* WORK INSTRUCTION:
What is needed is an exact copy of all the records.

Website and app data records:

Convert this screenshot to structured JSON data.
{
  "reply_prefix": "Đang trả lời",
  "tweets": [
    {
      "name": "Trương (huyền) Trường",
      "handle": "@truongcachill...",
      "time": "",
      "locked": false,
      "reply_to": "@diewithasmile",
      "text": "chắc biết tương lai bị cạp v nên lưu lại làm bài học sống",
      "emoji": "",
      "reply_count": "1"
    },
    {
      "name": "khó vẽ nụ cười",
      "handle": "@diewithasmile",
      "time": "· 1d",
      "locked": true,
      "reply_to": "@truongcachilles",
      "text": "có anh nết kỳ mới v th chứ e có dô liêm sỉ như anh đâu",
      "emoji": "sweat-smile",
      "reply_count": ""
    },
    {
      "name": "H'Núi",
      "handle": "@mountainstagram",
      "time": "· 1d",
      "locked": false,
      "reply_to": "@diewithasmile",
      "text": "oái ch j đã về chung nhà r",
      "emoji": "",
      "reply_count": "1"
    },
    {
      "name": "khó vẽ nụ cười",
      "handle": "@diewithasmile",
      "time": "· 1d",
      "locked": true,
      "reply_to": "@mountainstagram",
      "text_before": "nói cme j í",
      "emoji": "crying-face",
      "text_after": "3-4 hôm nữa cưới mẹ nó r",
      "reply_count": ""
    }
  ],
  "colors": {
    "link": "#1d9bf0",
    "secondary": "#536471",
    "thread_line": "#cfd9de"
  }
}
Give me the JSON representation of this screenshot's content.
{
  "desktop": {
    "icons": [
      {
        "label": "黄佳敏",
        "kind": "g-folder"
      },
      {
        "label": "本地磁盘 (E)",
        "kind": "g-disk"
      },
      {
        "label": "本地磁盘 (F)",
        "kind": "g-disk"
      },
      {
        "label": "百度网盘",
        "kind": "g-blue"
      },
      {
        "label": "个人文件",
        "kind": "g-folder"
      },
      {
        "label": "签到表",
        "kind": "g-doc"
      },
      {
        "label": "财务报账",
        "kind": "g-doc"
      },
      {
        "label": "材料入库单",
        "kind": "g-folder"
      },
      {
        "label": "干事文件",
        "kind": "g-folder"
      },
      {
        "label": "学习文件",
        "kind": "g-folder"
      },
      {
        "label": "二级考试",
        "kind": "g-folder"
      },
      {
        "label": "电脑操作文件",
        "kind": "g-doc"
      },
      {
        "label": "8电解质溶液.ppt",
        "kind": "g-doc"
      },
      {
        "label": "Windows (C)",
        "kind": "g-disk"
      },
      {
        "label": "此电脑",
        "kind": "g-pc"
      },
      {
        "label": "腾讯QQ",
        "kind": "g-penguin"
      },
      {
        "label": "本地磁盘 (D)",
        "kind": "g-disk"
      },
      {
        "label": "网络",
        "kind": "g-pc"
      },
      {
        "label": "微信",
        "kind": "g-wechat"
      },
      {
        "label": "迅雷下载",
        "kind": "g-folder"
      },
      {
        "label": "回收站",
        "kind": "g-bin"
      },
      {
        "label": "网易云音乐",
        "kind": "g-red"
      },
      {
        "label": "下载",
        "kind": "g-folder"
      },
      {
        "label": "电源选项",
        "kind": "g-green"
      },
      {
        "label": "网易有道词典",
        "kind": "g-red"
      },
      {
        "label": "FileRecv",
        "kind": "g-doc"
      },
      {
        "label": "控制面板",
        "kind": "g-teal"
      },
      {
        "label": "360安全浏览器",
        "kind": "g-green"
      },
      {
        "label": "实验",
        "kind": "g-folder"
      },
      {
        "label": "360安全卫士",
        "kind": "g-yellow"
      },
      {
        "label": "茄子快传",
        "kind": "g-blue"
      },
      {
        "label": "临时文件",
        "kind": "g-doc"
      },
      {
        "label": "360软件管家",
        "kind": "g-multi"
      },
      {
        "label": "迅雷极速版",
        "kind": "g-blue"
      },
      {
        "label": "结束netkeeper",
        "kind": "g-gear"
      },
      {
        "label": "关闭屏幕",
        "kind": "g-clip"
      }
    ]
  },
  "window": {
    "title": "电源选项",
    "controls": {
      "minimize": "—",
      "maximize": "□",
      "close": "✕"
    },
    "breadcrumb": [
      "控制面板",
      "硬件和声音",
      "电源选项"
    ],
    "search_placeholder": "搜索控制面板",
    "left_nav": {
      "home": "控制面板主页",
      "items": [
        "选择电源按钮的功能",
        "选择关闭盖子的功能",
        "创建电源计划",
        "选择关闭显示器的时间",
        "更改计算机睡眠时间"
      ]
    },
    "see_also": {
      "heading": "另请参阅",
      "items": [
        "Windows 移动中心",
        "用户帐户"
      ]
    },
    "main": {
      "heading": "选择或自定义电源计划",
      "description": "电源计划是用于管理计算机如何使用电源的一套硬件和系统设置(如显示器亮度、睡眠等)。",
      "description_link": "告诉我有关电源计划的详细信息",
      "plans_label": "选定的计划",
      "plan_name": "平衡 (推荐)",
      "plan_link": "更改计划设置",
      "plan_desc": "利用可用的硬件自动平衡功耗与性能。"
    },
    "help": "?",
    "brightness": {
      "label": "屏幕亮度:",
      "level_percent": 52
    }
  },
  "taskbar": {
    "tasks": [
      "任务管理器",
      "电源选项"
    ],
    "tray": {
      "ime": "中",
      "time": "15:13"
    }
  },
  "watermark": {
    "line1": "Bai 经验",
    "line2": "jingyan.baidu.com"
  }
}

* EXERCISE ANSWER:
Convert this screenshot to structured JSON data.
{
  "reply_prefix": "Đang trả lời",
  "tweets": [
    {
      "name": "Trương (huyền) Trường",
      "handle": "@truongcachill...",
      "time": "",
      "locked": false,
      "reply_to": "@diewithasmile",
      "text": "chắc biết tương lai bị cạp v nên lưu lại làm bài học sống",
      "emoji": "",
      "reply_count": "1"
    },
    {
      "name": "khó vẽ nụ cười",
      "handle": "@diewithasmile",
      "time": "· 1d",
      "locked": true,
      "reply_to": "@truongcachilles",
      "text": "có anh nết kỳ mới v th chứ e có dô liêm sỉ như anh đâu",
      "emoji": "sweat-smile",
      "reply_count": ""
    },
    {
      "name": "H'Núi",
      "handle": "@mountainstagram",
      "time": "· 1d",
      "locked": false,
      "reply_to": "@diewithasmile",
      "text": "oái ch j đã về chung nhà r",
      "emoji": "",
      "reply_count": "1"
    },
    {
      "name": "khó vẽ nụ cười",
      "handle": "@diewithasmile",
      "time": "· 1d",
      "locked": true,
      "reply_to": "@mountainstagram",
      "text_before": "nói cme j í",
      "emoji": "crying-face",
      "text_after": "3-4 hôm nữa cưới mẹ nó r",
      "reply_count": ""
    }
  ],
  "colors": {
    "link": "#1d9bf0",
    "secondary": "#536471",
    "thread_line": "#cfd9de"
  }
}
Give me the JSON representation of this screenshot's content.
{
  "desktop": {
    "icons": [
      {
        "label": "黄佳敏",
        "kind": "g-folder"
      },
      {
        "label": "本地磁盘 (E)",
        "kind": "g-disk"
      },
      {
        "label": "本地磁盘 (F)",
        "kind": "g-disk"
      },
      {
        "label": "百度网盘",
        "kind": "g-blue"
      },
      {
        "label": "个人文件",
        "kind": "g-folder"
      },
      {
        "label": "签到表",
        "kind": "g-doc"
      },
      {
        "label": "财务报账",
        "kind": "g-doc"
      },
      {
        "label": "材料入库单",
        "kind": "g-folder"
      },
      {
        "label": "干事文件",
        "kind": "g-folder"
      },
      {
        "label": "学习文件",
        "kind": "g-folder"
      },
      {
        "label": "二级考试",
        "kind": "g-folder"
      },
      {
        "label": "电脑操作文件",
        "kind": "g-doc"
      },
      {
        "label": "8电解质溶液.ppt",
        "kind": "g-doc"
      },
      {
        "label": "Windows (C)",
        "kind": "g-disk"
      },
      {
        "label": "此电脑",
        "kind": "g-pc"
      },
      {
        "label": "腾讯QQ",
        "kind": "g-penguin"
      },
      {
        "label": "本地磁盘 (D)",
        "kind": "g-disk"
      },
      {
        "label": "网络",
        "kind": "g-pc"
      },
      {
        "label": "微信",
        "kind": "g-wechat"
      },
      {
        "label": "迅雷下载",
        "kind": "g-folder"
      },
      {
        "label": "回收站",
        "kind": "g-bin"
      },
      {
        "label": "网易云音乐",
        "kind": "g-red"
      },
      {
        "label": "下载",
        "kind": "g-folder"
      },
      {
        "label": "电源选项",
        "kind": "g-green"
      },
      {
        "label": "网易有道词典",
        "kind": "g-red"
      },
      {
        "label": "FileRecv",
        "kind": "g-doc"
      },
      {
        "label": "控制面板",
        "kind": "g-teal"
      },
      {
        "label": "360安全浏览器",
        "kind": "g-green"
      },
      {
        "label": "实验",
        "kind": "g-folder"
      },
      {
        "label": "360安全卫士",
        "kind": "g-yellow"
      },
      {
        "label": "茄子快传",
        "kind": "g-blue"
      },
      {
        "label": "临时文件",
        "kind": "g-doc"
      },
      {
        "label": "360软件管家",
        "kind": "g-multi"
      },
      {
        "label": "迅雷极速版",
        "kind": "g-blue"
      },
      {
        "label": "结束netkeeper",
        "kind": "g-gear"
      },
      {
        "label": "关闭屏幕",
        "kind": "g-clip"
      }
    ]
  },
  "window": {
    "title": "电源选项",
    "controls": {
      "minimize": "—",
      "maximize": "□",
      "close": "✕"
    },
    "breadcrumb": [
      "控制面板",
      "硬件和声音",
      "电源选项"
    ],
    "search_placeholder": "搜索控制面板",
    "left_nav": {
      "home": "控制面板主页",
      "items": [
        "选择电源按钮的功能",
        "选择关闭盖子的功能",
        "创建电源计划",
        "选择关闭显示器的时间",
        "更改计算机睡眠时间"
      ]
    },
    "see_also": {
      "heading": "另请参阅",
      "items": [
        "Windows 移动中心",
        "用户帐户"
      ]
    },
    "main": {
      "heading": "选择或自定义电源计划",
      "description": "电源计划是用于管理计算机如何使用电源的一套硬件和系统设置(如显示器亮度、睡眠等)。",
      "description_link": "告诉我有关电源计划的详细信息",
      "plans_label": "选定的计划",
      "plan_name": "平衡 (推荐)",
      "plan_link": "更改计划设置",
      "plan_desc": "利用可用的硬件自动平衡功耗与性能。"
    },
    "help": "?",
    "brightness": {
      "label": "屏幕亮度:",
      "level_percent": 52
    }
  },
  "taskbar": {
    "tasks": [
      "任务管理器",
      "电源选项"
    ],
    "tray": {
      "ime": "中",
      "time": "15:13"
    }
  },
  "watermark": {
    "line1": "Bai 经验",
    "line2": "jingyan.baidu.com"
  }
}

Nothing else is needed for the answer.